[SUPPLIED DATA]
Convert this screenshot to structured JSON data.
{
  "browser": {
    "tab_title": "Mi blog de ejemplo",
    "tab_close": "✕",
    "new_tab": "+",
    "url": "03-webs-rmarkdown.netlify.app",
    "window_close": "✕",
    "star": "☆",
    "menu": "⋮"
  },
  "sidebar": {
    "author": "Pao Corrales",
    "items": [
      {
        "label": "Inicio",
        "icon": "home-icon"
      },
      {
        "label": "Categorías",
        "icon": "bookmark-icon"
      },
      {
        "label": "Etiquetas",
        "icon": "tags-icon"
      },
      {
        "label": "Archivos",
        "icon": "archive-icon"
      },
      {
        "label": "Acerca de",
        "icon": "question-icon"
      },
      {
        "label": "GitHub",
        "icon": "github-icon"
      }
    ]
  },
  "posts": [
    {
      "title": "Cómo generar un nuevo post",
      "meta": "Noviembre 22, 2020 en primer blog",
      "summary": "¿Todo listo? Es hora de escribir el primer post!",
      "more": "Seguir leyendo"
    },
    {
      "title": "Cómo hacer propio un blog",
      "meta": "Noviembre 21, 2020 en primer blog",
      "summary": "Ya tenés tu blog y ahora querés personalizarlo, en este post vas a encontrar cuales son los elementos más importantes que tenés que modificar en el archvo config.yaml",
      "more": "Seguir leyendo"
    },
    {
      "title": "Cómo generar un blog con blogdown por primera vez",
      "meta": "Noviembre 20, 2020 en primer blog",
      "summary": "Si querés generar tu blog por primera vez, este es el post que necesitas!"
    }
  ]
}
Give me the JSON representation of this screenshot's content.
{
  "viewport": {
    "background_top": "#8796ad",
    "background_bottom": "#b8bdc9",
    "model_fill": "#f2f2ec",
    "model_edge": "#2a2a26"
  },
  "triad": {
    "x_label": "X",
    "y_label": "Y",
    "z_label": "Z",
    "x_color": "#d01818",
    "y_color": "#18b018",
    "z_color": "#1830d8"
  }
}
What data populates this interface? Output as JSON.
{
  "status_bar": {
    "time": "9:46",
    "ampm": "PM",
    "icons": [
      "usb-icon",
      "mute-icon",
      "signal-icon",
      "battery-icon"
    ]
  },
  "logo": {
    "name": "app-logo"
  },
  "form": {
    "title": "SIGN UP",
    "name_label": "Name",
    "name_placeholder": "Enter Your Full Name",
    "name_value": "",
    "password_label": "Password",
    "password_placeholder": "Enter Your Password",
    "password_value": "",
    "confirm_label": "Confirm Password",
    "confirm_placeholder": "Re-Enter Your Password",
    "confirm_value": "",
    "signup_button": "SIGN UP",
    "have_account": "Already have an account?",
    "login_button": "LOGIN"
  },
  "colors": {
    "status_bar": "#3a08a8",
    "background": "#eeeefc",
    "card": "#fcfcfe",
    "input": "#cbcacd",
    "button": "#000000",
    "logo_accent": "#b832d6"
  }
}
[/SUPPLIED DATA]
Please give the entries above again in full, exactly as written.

Convert this screenshot to structured JSON data.
{
  "browser": {
    "tab_title": "Mi blog de ejemplo",
    "tab_close": "✕",
    "new_tab": "+",
    "url": "03-webs-rmarkdown.netlify.app",
    "window_close": "✕",
    "star": "☆",
    "menu": "⋮"
  },
  "sidebar": {
    "author": "Pao Corrales",
    "items": [
      {
        "label": "Inicio",
        "icon": "home-icon"
      },
      {
        "label": "Categorías",
        "icon": "bookmark-icon"
      },
      {
        "label": "Etiquetas",
        "icon": "tags-icon"
      },
      {
        "label": "Archivos",
        "icon": "archive-icon"
      },
      {
        "label": "Acerca de",
        "icon": "question-icon"
      },
      {
        "label": "GitHub",
        "icon": "github-icon"
      }
    ]
  },
  "posts": [
    {
      "title": "Cómo generar un nuevo post",
      "meta": "Noviembre 22, 2020 en primer blog",
      "summary": "¿Todo listo? Es hora de escribir el primer post!",
      "more": "Seguir leyendo"
    },
    {
      "title": "Cómo hacer propio un blog",
      "meta": "Noviembre 21, 2020 en primer blog",
      "summary": "Ya tenés tu blog y ahora querés personalizarlo, en este post vas a encontrar cuales son los elementos más importantes que tenés que modificar en el archvo config.yaml",
      "more": "Seguir leyendo"
    },
    {
      "title": "Cómo generar un blog con blogdown por primera vez",
      "meta": "Noviembre 20, 2020 en primer blog",
      "summary": "Si querés generar tu blog por primera vez, este es el post que necesitas!"
    }
  ]
}
Give me the JSON representation of this screenshot's content.
{
  "viewport": {
    "background_top": "#8796ad",
    "background_bottom": "#b8bdc9",
    "model_fill": "#f2f2ec",
    "model_edge": "#2a2a26"
  },
  "triad": {
    "x_label": "X",
    "y_label": "Y",
    "z_label": "Z",
    "x_color": "#d01818",
    "y_color": "#18b018",
    "z_color": "#1830d8"
  }
}
What data populates this interface? Output as JSON.
{
  "status_bar": {
    "time": "9:46",
    "ampm": "PM",
    "icons": [
      "usb-icon",
      "mute-icon",
      "signal-icon",
      "battery-icon"
    ]
  },
  "logo": {
    "name": "app-logo"
  },
  "form": {
    "title": "SIGN UP",
    "name_label": "Name",
    "name_placeholder": "Enter Your Full Name",
    "name_value": "",
    "password_label": "Password",
    "password_placeholder": "Enter Your Password",
    "password_value": "",
    "confirm_label": "Confirm Password",
    "confirm_placeholder": "Re-Enter Your Password",
    "confirm_value": "",
    "signup_button": "SIGN UP",
    "have_account": "Already have an account?",
    "login_button": "LOGIN"
  },
  "colors": {
    "status_bar": "#3a08a8",
    "background": "#eeeefc",
    "card": "#fcfcfe",
    "input": "#cbcacd",
    "button": "#000000",
    "logo_accent": "#b832d6"
  }
}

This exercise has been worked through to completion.